:: Recorded data

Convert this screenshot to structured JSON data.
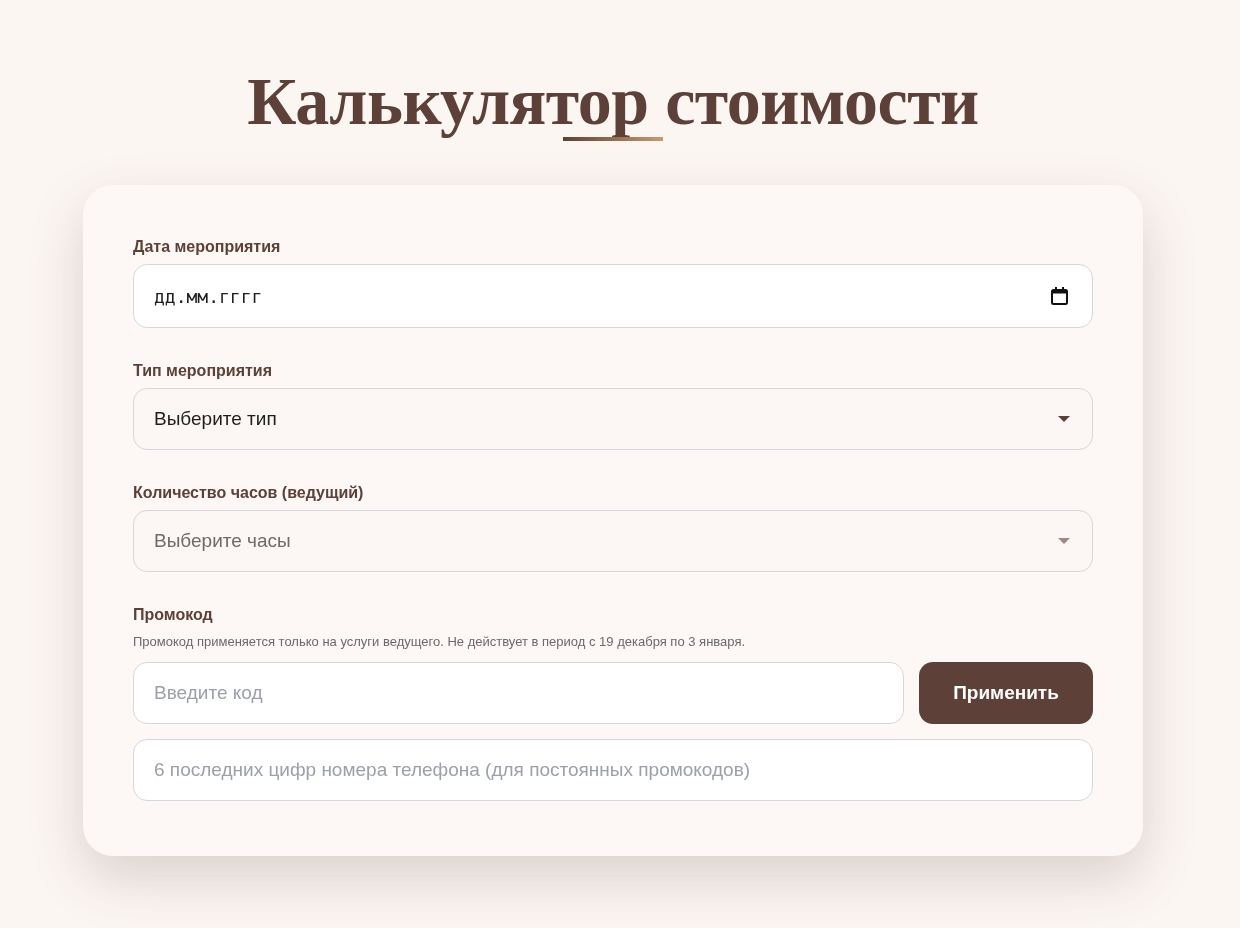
{
  "title": "Калькулятор стоимости",
  "form": {
    "fields": [
      {
        "kind": "date",
        "label": "Дата мероприятия",
        "placeholder": "дд.мм.гггг"
      },
      {
        "kind": "select",
        "label": "Тип мероприятия",
        "value": "Выберите тип",
        "disabled": false
      },
      {
        "kind": "select",
        "label": "Количество часов (ведущий)",
        "value": "Выберите часы",
        "disabled": true
      },
      {
        "kind": "promo",
        "label": "Промокод",
        "hint": "Промокод применяется только на услуги ведущего. Не действует в период с 19 декабря по 3 января.",
        "placeholder": "Введите код",
        "button": "Применить"
      },
      {
        "kind": "text",
        "placeholder": "6 последних цифр номера телефона (для постоянных промокодов)"
      }
    ]
  }
}
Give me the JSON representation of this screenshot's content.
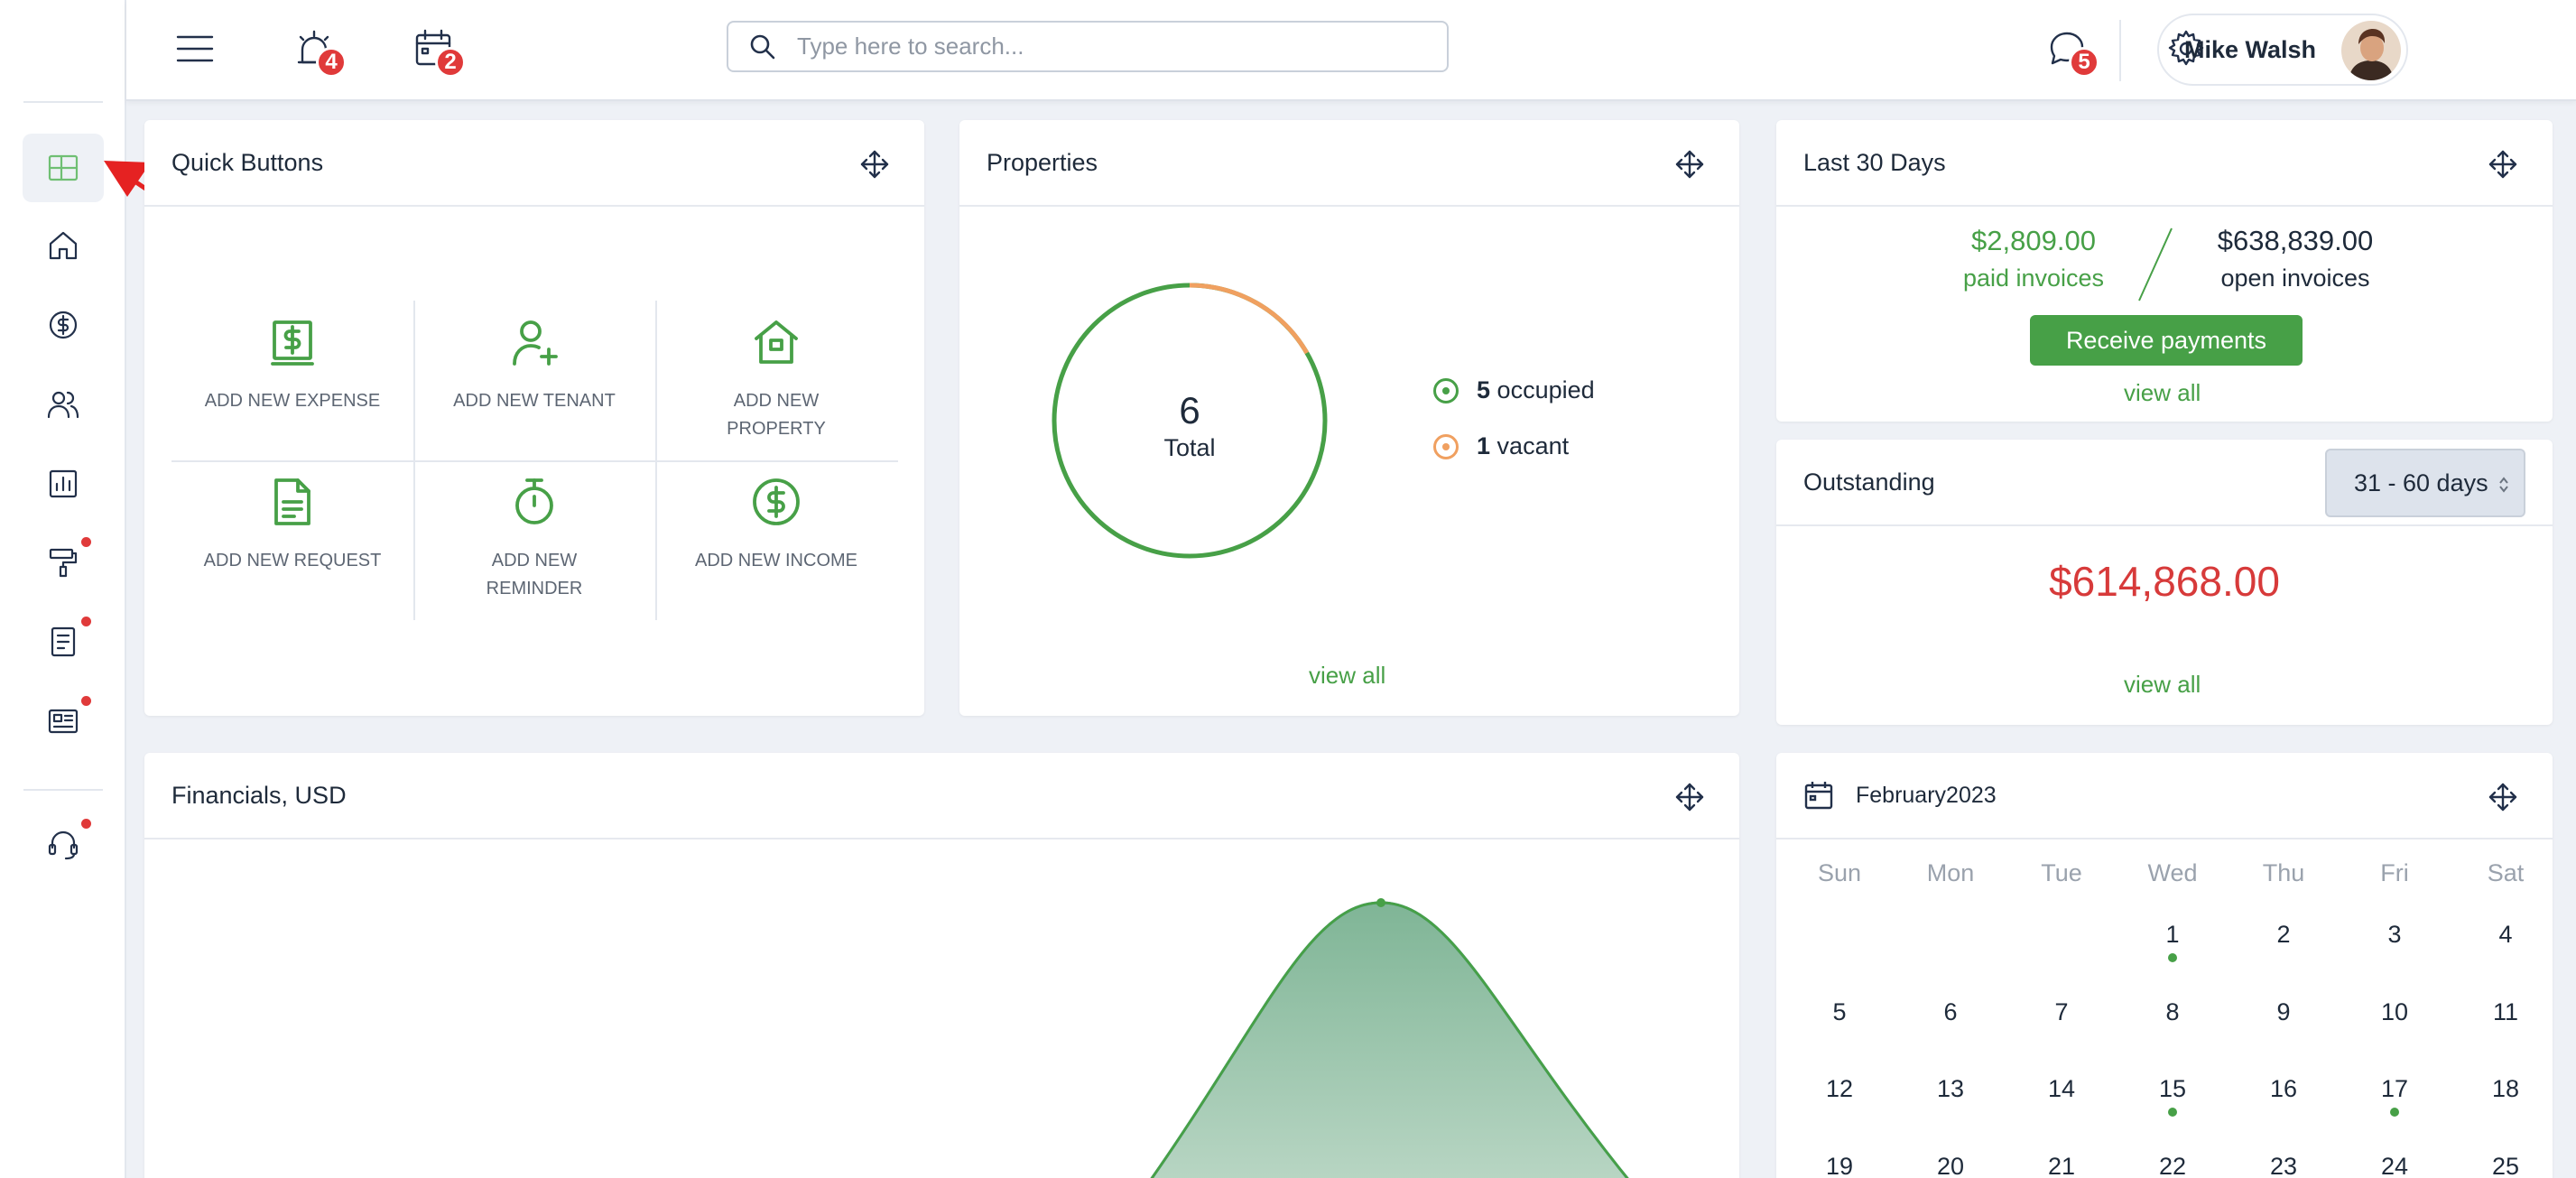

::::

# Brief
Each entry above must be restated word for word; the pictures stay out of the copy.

# Result of the exercise
Convert this screenshot to structured JSON data.
{
  "title": "Калькулятор стоимости",
  "form": {
    "fields": [
      {
        "kind": "date",
        "label": "Дата мероприятия",
        "placeholder": "дд.мм.гггг"
      },
      {
        "kind": "select",
        "label": "Тип мероприятия",
        "value": "Выберите тип",
        "disabled": false
      },
      {
        "kind": "select",
        "label": "Количество часов (ведущий)",
        "value": "Выберите часы",
        "disabled": true
      },
      {
        "kind": "promo",
        "label": "Промокод",
        "hint": "Промокод применяется только на услуги ведущего. Не действует в период с 19 декабря по 3 января.",
        "placeholder": "Введите код",
        "button": "Применить"
      },
      {
        "kind": "text",
        "placeholder": "6 последних цифр номера телефона (для постоянных промокодов)"
      }
    ]
  }
}
Give me the JSON representation of this screenshot's content.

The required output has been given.